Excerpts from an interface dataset
▼
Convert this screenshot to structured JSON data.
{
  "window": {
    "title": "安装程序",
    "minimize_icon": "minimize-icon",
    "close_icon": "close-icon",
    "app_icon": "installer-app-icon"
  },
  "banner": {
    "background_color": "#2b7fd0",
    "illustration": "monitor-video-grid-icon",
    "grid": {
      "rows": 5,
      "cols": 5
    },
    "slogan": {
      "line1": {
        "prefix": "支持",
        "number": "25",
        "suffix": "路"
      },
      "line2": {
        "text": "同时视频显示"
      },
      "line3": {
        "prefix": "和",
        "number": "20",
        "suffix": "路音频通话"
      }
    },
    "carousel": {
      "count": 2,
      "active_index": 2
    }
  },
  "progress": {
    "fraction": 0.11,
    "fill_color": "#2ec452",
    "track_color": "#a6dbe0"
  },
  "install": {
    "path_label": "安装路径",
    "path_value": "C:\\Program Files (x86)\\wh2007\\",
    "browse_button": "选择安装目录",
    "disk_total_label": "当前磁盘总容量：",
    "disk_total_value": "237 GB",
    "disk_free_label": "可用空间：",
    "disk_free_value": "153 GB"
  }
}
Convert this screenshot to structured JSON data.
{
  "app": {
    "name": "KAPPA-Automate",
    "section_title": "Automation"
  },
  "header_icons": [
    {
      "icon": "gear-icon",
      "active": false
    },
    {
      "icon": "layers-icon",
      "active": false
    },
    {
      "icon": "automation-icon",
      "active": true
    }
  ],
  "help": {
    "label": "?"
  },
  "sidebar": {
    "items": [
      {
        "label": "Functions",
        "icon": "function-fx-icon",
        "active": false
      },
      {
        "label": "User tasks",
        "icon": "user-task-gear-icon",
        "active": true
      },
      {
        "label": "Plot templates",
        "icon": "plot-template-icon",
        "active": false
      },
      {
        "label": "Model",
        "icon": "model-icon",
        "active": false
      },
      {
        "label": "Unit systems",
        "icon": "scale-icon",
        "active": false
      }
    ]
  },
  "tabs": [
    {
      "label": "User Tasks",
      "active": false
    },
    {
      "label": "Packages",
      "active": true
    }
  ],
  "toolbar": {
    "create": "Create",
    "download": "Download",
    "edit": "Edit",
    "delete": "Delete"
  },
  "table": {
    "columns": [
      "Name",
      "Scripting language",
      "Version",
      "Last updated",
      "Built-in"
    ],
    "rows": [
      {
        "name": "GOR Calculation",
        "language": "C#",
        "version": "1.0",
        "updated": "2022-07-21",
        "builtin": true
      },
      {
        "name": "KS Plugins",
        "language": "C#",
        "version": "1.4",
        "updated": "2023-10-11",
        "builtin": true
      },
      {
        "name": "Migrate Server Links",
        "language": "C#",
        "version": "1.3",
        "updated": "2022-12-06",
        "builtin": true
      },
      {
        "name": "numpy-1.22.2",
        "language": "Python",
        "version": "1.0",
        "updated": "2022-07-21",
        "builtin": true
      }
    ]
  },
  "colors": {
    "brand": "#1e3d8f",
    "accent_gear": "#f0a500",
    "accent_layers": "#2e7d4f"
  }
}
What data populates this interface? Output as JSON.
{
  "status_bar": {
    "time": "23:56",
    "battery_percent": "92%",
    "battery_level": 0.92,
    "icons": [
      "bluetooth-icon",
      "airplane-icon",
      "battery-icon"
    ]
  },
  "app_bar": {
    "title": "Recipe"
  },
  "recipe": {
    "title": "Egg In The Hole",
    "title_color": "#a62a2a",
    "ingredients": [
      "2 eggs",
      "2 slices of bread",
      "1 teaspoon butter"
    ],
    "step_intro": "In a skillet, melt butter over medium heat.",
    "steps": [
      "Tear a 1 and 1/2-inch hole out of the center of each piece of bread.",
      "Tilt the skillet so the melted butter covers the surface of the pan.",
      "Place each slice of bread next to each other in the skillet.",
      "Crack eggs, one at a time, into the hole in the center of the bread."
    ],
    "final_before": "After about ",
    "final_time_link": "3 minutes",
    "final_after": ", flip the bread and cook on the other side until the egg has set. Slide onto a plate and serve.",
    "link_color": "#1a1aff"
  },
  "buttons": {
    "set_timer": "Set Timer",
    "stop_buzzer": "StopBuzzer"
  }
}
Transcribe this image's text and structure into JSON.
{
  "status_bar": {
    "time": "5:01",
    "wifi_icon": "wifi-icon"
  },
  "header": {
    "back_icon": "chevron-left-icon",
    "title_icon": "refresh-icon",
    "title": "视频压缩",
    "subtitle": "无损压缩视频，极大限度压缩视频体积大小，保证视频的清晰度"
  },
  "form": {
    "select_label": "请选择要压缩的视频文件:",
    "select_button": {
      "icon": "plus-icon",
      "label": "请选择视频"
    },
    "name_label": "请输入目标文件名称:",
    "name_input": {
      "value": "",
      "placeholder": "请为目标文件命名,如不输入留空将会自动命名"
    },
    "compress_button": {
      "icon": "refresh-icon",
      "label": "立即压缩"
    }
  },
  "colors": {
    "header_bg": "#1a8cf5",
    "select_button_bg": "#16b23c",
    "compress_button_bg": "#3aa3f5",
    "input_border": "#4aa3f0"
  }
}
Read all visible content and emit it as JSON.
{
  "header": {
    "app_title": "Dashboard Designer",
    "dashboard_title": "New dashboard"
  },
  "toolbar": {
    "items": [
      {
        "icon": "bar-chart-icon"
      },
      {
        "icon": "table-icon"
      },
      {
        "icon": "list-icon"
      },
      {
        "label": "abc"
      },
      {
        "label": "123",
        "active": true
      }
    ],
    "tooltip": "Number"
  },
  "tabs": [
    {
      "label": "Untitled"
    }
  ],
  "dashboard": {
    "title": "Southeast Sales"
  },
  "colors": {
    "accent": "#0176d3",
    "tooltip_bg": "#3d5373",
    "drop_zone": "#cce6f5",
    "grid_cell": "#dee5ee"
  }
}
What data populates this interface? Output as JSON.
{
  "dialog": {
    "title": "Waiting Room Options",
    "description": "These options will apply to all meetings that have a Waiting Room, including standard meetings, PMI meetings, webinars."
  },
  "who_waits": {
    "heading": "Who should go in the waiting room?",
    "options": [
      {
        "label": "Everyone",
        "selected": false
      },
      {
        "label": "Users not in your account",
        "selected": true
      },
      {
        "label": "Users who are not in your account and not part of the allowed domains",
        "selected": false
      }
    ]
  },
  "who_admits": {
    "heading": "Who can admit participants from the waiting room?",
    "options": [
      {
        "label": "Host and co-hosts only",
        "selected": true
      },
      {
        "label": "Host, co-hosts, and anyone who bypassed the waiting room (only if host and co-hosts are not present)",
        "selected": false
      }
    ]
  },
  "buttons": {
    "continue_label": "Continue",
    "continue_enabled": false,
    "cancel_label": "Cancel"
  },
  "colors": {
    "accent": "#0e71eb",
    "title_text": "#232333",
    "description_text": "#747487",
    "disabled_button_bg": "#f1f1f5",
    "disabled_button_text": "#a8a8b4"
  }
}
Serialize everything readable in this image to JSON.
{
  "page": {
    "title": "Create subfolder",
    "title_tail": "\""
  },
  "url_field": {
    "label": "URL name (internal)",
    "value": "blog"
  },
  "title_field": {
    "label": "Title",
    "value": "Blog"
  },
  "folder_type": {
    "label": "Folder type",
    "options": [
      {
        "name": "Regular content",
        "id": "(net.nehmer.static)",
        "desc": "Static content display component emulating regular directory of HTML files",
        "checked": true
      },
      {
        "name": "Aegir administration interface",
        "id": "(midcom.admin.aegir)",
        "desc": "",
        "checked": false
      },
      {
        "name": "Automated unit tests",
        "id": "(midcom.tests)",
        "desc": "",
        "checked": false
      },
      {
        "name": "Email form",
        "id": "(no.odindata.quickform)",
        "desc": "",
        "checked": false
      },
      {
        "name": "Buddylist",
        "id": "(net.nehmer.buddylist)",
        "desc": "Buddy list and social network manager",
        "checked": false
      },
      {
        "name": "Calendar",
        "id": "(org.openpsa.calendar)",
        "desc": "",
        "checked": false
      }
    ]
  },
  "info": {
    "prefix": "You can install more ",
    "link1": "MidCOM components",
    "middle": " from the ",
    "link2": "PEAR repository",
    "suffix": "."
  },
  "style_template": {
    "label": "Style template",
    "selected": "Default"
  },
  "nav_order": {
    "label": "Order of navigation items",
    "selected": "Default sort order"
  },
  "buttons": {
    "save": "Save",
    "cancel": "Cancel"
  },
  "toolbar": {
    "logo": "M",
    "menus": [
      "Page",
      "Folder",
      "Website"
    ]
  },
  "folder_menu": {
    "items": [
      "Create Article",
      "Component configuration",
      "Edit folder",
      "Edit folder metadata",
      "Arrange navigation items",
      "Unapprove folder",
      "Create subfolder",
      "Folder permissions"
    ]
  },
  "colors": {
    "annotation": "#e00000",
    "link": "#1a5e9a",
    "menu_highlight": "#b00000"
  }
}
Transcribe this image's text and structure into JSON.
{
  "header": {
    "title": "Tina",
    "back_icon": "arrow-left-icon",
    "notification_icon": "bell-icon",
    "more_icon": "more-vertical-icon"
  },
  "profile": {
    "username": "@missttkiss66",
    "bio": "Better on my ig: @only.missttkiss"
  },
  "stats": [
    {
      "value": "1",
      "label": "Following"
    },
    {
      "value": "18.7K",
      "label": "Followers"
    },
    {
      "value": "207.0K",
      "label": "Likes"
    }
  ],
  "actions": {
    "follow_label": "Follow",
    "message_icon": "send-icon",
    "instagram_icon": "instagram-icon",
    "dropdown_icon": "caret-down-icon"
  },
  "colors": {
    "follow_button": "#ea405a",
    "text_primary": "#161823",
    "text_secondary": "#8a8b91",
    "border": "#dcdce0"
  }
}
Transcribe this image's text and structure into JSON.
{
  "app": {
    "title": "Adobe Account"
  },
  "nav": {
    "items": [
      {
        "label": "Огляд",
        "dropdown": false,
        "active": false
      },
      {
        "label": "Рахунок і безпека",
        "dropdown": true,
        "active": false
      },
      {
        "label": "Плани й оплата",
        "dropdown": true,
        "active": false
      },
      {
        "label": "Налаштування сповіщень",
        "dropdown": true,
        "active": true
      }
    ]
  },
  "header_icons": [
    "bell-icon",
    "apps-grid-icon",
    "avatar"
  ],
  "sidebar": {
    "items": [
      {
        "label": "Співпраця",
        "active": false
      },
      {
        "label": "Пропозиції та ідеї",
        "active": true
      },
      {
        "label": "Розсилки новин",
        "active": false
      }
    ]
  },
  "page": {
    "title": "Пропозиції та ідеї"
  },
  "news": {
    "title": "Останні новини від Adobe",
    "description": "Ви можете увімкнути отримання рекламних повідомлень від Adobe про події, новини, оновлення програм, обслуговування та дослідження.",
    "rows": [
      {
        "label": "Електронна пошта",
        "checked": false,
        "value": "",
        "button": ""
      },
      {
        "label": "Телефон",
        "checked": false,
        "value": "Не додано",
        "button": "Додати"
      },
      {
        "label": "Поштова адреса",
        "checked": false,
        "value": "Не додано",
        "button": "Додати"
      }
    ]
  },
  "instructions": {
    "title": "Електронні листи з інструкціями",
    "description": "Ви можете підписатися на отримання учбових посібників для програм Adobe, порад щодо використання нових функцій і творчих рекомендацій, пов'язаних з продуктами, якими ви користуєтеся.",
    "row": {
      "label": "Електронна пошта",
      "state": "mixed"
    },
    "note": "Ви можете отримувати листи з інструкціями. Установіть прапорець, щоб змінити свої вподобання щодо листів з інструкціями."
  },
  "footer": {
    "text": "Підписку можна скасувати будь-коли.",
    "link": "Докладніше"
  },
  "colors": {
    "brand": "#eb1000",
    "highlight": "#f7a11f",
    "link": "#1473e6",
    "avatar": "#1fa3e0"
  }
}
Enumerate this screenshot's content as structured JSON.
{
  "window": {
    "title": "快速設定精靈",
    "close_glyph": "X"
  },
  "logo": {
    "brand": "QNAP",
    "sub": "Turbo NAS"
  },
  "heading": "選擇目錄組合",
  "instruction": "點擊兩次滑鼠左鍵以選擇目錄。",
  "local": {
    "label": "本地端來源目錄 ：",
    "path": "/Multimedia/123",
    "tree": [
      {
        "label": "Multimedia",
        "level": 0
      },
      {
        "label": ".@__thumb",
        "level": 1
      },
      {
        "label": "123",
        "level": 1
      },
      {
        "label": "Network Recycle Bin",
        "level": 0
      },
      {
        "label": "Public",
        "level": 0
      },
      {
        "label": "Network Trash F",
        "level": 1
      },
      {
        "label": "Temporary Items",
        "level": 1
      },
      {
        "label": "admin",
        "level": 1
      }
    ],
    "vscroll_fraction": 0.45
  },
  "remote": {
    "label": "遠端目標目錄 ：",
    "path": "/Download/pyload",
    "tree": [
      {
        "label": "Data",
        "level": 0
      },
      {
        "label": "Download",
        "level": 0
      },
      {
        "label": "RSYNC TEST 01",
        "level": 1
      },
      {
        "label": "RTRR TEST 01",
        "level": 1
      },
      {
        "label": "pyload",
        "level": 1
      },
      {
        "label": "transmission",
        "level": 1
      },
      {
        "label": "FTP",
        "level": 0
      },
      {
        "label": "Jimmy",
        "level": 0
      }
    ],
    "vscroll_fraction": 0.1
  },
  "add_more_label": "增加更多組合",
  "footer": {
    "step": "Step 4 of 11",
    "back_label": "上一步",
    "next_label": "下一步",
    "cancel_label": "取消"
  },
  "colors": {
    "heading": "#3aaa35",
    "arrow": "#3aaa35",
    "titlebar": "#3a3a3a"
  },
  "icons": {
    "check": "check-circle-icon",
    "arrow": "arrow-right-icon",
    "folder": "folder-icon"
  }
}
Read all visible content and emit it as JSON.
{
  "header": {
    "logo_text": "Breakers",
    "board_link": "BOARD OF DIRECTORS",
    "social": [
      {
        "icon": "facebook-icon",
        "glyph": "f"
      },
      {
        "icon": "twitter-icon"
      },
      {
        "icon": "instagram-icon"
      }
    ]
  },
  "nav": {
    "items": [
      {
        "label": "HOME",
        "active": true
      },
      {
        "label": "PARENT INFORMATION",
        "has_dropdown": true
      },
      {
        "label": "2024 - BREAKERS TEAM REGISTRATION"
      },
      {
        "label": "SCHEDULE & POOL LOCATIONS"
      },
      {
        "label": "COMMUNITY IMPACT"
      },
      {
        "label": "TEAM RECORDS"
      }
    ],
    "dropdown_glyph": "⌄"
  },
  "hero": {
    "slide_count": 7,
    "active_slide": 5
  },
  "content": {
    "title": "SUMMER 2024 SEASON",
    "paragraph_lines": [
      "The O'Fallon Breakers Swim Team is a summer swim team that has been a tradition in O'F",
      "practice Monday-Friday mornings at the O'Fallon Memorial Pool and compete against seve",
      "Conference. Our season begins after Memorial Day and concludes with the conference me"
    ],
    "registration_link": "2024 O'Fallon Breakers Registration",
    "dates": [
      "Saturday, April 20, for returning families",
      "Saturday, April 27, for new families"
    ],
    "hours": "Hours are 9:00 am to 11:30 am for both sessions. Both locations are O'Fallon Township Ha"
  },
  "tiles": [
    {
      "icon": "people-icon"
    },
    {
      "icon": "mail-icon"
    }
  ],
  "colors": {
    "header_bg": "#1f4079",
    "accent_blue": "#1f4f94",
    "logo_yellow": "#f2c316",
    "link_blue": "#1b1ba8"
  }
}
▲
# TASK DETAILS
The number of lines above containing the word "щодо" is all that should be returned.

# EXPECTED ANSWER
2